Go Change Your Passwords: The Heartbleed Bug is Coming for You
When was the last time you changed your passwords? Did you change all of them? Even Facebook? Did you make them all different? These are things you need to consider doing RIGHT NOW in the wake of “one of the biggest security threats the Internet has ever seen,” which is informally known as Heartbleed.
Many internet bugs have popped in and out of our radar over the past few years, but the potential damage from Heartbleed is seriously scary. This bug is the result of a flaw in the network software, OpenSSL, which is an open-source set of libraries for encrypting online services meant to protect your data. If you use Facebook or Gmail everyday (or for pretty much everything including work, like me), then this is not a bug you can ignore. Heartbleed has the ability to reveal the contents of a server’s memory, which includes personal data such as usernames, passwords, and credit card numbers.
Now, while it’s a good idea to change your passwords immediately, keep in mind that just because we’re now aware of the list of sites that have been affected (full list on Mashable here), doesn’t mean all of these sites have patched the flaw yet. So changing the password will do nothing to protect your information until the flaw has been fixed on each site. Instead, you should contact the company and find out when it expects to push out a fix to deal with Heartbleed. Luckily, researchers have said that there has been no indication that hackers caught wind of the flaw before they discovered the problem. However, just because there’s been no sign of hacking doesn’t mean it hasn’t occurred. There’s still a chance that Heartbleed was known to someone before the Google security team and Codenomicon discovered it, and they could’ve slipped in and out of the flaw (so to speak) to extract the data they wanted and left without a trace.

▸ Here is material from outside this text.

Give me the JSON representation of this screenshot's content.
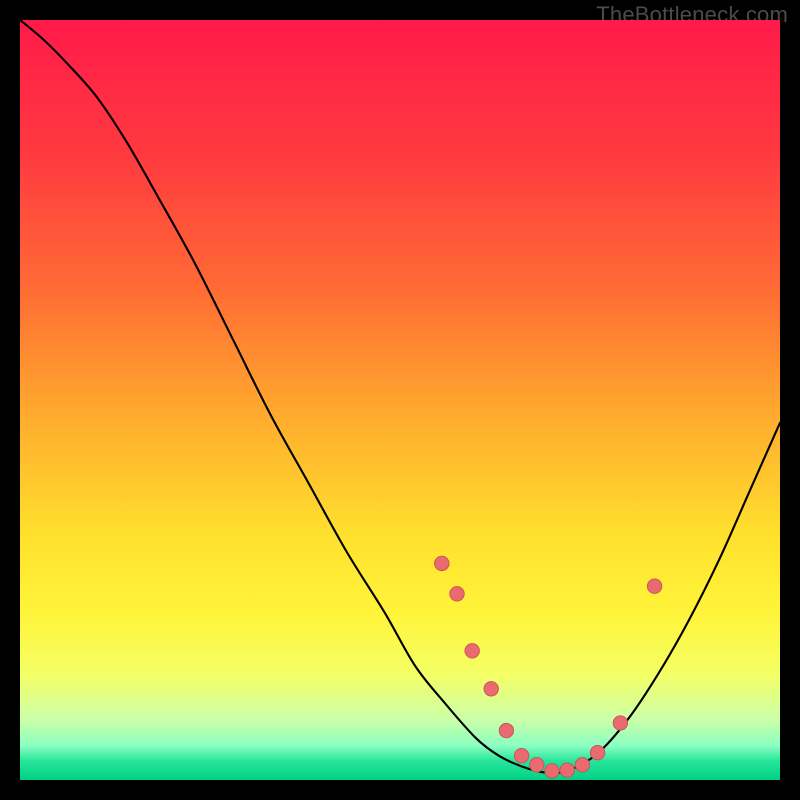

Until we know more, check the progress of the patch for each individual site you use that has been affected. If a fix has been made, change your password. Make sure your passwords are not easy, predictable combinations of personal info. Make them hard or impossible to guess. Although banking websites have not been affected at this time, you should still keep an eye on your accounts for any suspicious activity. And finally, I guess we all need to keep our fingers crossed that our data is safe?
Featured image via DigitalTrends